Mid-way through the coming month, on May 18th, we see the first of the classics for the World Championships take place, it being the Swiss GP held over the magnificent Bremgarten Circuit on the edge of Berne. There is little doubt that all the works teams will be out in force for this first big event and it should be well worth watching. The Berne Circuit is one that not only calls for a sound machine, but also calls for superb riding ability and the English teams should be able to show up to advantage. Last year the Swiss race was later and nearly clashed with the IoM races and the Berne organisation sportingly laid on a Dakota that took those interested from Berne to Douglas. This year such precarious transport of such a precious cargo will not be necessary, though Duke will not have to hang about after the race if he is to keep his appointment to drive a DB III Aston-Martin in the Empire Trophy, before the TT. How he will fare in car racing we shall eventually see, but it is interesting to recall that in the mid and late twenties Tazio Nuvolari rode motor-cycles and drove cars over the same period and on more than one occasion won both motor-cycle and car race at composite meetings in Italy. The tendency for top line racing motor-cyclists to try car-racing is one that is universal. Recently, at Pau, Jean Behra, one of the leading French riders, had to choose between a Guzzi or a Simca and he chose the latter, while Pagani competed in both races, two and four wheels. One can think of examples of two-wheel dicers taking to four, but not of the other way about. Would Moss or Fangio be incapable of’ racing on two-wheels or is it that the motor-cycle game is a much harder one in which to shine ?
Three days’ free accommodation is available to London MC competitors in the French Trial (we announcement on page 242). Will intending competitors please contact DM Dent as soon as possible.
On May 4th. the Brent Vale Motor Club will organise map-reading test, and a treasure hunt in the Surrey area. The event, starting at 2.30 pm will be run over a course of some 50 miles. Entries : 5s per car. All intending competitors are requested to contact the Hon Secretary not later then May 3rd so that adequate arrangements can be made. Anyone interested in joining the club is to get in touch with RH. Whincup, Hon Sec, 42 Melbury Avenue, Norwood Green, Southall. Middlesex. (Tel. : Southall 1242.)
A rally is to be held on May 25th, 3.30 for 4 pm, at the Old Manor House, Witley, Surrey, for members of the Renault Owners’ Club. All Renault owners contemplating membership will be most welcome. Tea will be provided. For details apply to Hon Sec, 7. Belle Vue, Hill Rise. Greenford. Middlesex.
General post ?

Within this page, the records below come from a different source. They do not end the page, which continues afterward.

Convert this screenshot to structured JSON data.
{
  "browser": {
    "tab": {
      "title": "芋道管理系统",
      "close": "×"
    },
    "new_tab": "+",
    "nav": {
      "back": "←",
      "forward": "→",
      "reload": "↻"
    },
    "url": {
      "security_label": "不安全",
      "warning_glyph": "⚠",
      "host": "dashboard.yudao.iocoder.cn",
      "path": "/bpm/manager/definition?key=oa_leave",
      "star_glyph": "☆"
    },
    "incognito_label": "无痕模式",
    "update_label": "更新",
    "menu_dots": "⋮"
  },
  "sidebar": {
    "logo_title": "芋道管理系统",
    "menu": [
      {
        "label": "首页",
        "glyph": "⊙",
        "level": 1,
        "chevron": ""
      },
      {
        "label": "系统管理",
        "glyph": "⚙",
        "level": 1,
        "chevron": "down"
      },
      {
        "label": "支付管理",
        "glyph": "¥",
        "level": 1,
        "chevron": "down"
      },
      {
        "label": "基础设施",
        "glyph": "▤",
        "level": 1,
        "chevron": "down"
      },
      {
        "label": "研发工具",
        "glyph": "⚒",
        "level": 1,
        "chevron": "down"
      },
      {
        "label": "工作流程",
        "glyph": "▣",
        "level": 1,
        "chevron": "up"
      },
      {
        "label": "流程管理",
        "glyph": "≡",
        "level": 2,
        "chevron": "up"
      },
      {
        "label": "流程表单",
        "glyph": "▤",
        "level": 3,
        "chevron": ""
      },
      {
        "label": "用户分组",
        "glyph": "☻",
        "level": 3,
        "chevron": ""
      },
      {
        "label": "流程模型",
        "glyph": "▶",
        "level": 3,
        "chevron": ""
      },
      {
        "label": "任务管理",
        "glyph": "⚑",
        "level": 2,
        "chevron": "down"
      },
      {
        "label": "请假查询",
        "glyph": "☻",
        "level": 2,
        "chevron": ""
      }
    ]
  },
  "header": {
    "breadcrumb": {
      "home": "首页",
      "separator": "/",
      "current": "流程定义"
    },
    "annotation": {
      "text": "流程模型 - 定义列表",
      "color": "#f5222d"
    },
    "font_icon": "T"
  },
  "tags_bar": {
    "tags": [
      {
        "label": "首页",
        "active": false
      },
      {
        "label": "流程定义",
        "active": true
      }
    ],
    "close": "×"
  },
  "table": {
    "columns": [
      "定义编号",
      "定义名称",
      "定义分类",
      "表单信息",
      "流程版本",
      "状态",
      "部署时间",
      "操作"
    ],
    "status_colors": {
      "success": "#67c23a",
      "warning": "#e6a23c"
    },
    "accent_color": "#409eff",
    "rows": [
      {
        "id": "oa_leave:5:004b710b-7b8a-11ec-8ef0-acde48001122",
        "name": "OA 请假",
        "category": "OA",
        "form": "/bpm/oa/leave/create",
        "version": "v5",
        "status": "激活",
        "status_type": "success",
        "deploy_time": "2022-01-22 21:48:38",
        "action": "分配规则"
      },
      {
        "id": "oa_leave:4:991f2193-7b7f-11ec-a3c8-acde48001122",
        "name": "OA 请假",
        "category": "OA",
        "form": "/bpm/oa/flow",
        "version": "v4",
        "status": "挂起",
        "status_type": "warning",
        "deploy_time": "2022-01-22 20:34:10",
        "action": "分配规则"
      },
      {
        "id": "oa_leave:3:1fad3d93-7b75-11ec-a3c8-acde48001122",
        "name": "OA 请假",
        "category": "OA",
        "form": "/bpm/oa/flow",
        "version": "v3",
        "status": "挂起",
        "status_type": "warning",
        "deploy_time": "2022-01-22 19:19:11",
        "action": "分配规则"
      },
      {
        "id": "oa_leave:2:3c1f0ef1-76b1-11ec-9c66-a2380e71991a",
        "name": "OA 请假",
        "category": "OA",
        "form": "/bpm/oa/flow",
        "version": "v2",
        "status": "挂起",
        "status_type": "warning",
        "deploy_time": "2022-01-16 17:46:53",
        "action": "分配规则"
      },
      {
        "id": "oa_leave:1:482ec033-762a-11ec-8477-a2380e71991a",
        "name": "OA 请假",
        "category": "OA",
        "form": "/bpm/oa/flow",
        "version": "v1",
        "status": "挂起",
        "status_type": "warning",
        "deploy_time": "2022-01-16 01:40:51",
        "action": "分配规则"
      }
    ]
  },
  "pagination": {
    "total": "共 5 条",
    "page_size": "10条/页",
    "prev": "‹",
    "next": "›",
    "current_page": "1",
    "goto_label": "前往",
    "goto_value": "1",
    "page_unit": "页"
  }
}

It is rumoured that, following the Austin/Nuffield merger, the 800-cc ohv Austin Seven engine will go into the roadworthy Morris Minor and that a 21/2-litre Riley-engined Austin A90 has been contemplated. The possibilities of such a general pout would seem to be enormous, and with the rising cost of motoring an A90 with a Morris Minor engine might prove acceptable to many “Gentlemen of England”. One wonders, too, whether new composite names will greet these composite cars, such as Austor, Morriford and Tinox ?